|International Classification||C23C14/08, C23C28/00, F01D5/28, C23C4/02, C23C14/02|
|Cooperative Classification||C23C28/345, F01D5/288, C23C28/3455, C23C4/02, Y02T50/67, Y02T50/671, C23C14/025, C23C14/081, C23C28/321|
|European Classification||C23C28/321, C23C28/345, C23C28/3455, C23C14/02B2, C23C4/02, C23C14/08D, F01D5/28F|
|May 25, 1995||AS||Assignment|
Owner name: GENERAL ELECTRIC COMPANY, NEW YORK
Free format text: ASSIGNMENT OF ASSIGNORS INTEREST;ASSIGNORS:BRUCE, ROBERT W.;ROSENZWEIG, MARK A.;NAGARAJ, BANGALORE A.;AND OTHERS;REEL/FRAME:007530/0716;SIGNING DATES FROM 19950424 TO 19950511
|Mar 21, 2001||FPAY||Fee payment|
Year of fee payment: 4
|Mar 25, 2005||FPAY||Fee payment|
Year of fee payment: 8
|May 11, 2009||REMI||Maintenance fee reminder mailed|
|Nov 4, 2009||LAPS||Lapse for failure to pay maintenance fees|

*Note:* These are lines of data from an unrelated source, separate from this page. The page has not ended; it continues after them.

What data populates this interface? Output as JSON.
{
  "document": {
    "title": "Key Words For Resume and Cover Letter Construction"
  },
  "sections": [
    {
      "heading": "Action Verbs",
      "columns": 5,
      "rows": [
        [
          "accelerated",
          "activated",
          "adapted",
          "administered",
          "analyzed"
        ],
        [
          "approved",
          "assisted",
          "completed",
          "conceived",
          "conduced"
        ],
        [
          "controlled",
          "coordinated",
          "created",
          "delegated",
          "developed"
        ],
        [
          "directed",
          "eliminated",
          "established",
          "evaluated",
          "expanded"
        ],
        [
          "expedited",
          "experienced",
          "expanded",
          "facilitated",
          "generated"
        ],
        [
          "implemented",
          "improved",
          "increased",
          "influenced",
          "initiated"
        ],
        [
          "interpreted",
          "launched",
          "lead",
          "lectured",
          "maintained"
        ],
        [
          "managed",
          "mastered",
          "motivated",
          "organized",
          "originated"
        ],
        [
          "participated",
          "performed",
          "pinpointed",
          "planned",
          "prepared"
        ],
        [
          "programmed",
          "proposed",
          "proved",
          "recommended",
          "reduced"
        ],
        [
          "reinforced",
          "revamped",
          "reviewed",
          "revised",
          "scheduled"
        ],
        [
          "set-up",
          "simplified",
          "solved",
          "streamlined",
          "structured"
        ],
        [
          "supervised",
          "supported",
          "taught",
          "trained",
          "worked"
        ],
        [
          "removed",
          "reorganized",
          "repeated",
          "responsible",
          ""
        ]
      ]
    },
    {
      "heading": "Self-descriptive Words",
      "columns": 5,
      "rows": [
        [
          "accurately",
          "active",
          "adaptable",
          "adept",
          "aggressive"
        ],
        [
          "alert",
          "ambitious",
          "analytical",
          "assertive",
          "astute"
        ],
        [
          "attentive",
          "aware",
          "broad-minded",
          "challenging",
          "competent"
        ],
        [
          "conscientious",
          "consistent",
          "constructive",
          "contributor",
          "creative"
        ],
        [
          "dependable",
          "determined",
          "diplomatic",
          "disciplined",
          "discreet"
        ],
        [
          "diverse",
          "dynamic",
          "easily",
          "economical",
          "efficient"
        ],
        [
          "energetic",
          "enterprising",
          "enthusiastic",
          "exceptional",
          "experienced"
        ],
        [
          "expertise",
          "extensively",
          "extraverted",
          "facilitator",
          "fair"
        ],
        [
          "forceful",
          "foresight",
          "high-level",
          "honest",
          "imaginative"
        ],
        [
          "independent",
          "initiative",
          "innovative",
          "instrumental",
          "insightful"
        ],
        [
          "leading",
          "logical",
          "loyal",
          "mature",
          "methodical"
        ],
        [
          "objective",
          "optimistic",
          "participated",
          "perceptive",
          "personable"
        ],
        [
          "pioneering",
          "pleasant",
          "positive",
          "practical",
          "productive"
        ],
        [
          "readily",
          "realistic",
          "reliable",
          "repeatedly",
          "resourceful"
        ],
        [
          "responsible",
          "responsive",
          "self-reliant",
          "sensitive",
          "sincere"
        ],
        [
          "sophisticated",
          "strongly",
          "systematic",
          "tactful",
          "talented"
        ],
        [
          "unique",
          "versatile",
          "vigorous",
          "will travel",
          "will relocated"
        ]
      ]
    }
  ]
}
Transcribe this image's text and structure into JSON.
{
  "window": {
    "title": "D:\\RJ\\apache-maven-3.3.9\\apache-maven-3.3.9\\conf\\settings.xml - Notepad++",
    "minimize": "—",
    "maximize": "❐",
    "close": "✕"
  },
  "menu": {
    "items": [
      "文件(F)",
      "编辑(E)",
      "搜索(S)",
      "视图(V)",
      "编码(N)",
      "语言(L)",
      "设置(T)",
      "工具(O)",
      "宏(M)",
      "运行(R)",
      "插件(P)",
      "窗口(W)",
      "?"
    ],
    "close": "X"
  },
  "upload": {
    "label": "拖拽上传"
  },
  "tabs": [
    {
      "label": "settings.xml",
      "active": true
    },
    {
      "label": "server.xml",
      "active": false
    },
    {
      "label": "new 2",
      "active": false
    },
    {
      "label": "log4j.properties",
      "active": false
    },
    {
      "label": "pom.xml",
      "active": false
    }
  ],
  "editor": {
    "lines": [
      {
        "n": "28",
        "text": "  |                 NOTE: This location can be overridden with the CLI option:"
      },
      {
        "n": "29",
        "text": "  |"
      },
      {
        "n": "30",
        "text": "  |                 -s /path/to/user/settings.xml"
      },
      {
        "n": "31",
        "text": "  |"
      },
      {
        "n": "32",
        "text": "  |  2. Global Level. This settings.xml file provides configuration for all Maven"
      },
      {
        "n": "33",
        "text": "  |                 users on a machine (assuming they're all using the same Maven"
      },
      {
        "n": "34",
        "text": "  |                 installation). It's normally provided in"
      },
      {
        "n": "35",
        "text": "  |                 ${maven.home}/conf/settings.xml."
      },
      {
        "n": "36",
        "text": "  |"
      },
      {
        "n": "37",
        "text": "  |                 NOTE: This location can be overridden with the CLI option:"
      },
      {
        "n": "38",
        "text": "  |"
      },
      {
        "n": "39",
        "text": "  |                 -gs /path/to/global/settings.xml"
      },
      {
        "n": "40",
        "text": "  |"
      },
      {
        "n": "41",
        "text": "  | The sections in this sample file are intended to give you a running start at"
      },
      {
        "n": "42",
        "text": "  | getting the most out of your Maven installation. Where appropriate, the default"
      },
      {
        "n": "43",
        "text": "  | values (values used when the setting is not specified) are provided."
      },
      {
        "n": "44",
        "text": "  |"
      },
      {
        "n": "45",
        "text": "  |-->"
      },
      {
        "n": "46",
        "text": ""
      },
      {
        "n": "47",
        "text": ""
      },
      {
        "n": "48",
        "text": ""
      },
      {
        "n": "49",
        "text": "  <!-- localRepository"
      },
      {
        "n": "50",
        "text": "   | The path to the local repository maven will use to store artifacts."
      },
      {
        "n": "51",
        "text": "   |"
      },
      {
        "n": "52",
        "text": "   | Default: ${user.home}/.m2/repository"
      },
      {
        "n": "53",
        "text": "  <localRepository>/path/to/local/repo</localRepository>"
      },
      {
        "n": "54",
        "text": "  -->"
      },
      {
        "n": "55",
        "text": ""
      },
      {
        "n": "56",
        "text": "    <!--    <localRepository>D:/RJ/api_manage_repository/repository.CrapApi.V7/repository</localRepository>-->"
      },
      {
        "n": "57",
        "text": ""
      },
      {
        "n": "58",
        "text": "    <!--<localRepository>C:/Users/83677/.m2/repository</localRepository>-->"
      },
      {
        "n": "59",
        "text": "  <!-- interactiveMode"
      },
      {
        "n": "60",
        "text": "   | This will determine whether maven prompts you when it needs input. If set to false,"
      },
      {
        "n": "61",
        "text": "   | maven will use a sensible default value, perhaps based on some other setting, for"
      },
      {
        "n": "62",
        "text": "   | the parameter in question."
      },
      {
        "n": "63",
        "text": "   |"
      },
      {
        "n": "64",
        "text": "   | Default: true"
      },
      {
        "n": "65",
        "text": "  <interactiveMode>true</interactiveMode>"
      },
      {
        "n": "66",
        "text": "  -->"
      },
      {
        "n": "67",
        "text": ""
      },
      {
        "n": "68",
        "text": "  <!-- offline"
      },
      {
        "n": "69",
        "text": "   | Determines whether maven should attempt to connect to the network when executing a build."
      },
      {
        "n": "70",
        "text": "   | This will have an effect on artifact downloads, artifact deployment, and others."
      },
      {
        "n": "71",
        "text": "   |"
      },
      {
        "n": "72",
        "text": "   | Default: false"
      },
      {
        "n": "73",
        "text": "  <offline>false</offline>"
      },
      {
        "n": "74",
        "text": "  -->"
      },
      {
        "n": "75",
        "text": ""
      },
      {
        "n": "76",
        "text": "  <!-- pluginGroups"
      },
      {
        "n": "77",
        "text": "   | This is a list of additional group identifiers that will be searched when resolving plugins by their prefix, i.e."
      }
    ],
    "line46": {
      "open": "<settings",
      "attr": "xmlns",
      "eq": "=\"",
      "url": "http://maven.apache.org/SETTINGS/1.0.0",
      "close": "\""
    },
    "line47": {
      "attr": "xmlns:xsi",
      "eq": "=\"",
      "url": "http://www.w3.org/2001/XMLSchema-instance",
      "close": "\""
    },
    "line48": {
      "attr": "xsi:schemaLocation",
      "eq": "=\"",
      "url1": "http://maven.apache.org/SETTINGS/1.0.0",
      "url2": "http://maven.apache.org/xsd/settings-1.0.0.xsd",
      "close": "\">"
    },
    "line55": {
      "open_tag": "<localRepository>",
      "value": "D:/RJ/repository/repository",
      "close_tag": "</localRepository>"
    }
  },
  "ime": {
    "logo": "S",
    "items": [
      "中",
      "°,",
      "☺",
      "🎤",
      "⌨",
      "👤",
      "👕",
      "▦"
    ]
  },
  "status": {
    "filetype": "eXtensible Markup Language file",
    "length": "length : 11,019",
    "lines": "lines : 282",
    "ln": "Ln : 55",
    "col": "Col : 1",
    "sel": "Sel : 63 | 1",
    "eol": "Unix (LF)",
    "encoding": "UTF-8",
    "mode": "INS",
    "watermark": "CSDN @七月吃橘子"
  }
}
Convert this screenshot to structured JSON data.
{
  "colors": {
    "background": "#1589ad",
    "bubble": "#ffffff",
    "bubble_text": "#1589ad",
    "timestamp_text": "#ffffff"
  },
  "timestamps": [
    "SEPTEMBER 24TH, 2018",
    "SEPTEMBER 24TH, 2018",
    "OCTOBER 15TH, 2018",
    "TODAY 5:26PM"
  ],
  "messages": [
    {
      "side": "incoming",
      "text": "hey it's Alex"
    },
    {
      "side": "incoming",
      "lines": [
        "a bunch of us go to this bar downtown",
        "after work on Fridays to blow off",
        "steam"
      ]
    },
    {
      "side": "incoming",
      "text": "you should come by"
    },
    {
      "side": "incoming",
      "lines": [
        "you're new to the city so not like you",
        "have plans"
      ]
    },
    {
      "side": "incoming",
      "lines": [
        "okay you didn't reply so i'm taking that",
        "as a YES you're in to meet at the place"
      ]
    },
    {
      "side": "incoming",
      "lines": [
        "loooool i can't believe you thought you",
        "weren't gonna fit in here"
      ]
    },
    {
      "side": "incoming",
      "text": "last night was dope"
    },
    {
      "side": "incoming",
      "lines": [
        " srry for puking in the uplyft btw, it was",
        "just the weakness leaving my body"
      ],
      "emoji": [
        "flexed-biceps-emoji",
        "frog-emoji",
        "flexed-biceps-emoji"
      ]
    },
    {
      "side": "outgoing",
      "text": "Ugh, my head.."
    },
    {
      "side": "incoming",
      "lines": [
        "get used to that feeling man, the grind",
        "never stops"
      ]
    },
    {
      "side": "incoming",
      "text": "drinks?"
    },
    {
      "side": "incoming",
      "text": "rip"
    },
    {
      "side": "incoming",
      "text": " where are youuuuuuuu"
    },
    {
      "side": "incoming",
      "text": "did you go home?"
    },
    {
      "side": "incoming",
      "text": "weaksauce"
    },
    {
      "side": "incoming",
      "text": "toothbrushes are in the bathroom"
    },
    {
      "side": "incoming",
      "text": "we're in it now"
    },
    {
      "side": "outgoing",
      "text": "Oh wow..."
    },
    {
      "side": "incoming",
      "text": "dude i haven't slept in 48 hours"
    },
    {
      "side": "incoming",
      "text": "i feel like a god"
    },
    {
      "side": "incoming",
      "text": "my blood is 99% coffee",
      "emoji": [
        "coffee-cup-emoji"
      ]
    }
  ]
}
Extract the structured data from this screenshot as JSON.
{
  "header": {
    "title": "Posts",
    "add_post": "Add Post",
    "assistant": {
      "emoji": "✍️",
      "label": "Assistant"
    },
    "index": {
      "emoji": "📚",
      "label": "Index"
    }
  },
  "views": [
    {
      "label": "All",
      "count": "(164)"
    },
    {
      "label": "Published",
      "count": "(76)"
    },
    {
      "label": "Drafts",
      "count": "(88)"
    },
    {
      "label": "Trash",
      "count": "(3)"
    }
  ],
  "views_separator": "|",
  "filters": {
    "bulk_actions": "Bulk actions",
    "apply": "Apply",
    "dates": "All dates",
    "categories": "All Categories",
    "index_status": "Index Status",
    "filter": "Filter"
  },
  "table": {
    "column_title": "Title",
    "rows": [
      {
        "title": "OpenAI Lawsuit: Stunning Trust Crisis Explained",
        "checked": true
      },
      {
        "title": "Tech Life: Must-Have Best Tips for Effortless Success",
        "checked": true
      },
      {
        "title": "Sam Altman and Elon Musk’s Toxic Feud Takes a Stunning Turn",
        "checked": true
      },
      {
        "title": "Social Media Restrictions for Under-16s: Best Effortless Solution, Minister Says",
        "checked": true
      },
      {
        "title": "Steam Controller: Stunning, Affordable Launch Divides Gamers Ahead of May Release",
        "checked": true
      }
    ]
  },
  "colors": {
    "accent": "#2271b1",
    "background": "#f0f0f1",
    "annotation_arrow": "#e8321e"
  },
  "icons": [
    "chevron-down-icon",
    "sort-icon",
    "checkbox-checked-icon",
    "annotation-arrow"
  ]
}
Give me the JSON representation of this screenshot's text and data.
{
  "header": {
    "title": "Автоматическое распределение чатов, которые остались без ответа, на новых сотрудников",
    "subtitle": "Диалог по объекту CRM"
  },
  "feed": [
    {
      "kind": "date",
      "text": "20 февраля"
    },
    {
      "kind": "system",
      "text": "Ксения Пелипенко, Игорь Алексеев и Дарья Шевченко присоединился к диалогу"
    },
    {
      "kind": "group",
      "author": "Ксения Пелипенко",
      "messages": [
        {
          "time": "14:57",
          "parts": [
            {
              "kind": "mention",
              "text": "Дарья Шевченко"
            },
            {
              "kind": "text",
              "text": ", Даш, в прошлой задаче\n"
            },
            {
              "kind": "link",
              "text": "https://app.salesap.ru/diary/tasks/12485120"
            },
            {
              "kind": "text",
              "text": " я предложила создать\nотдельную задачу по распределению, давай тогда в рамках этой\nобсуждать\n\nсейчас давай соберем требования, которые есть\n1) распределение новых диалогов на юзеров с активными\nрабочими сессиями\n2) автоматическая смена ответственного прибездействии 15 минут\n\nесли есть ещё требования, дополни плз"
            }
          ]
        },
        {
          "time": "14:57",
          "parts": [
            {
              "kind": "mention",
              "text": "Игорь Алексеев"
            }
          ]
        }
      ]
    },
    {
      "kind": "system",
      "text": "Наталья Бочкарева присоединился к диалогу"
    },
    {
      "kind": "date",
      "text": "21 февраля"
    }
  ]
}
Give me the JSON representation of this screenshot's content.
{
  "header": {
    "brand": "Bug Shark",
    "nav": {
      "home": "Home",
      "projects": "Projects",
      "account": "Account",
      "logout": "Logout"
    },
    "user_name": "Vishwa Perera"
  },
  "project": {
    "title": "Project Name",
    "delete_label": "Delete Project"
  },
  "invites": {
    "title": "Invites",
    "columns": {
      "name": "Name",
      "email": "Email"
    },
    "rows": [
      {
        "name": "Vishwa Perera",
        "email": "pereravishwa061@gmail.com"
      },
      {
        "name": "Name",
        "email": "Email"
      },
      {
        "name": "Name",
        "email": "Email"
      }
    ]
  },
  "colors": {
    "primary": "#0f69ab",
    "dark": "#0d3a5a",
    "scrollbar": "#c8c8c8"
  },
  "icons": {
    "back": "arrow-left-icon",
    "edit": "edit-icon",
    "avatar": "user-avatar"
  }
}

|Dec 22, 2009||FP||Expired due to failure to pay maintenance fee|
Effective date: 20091104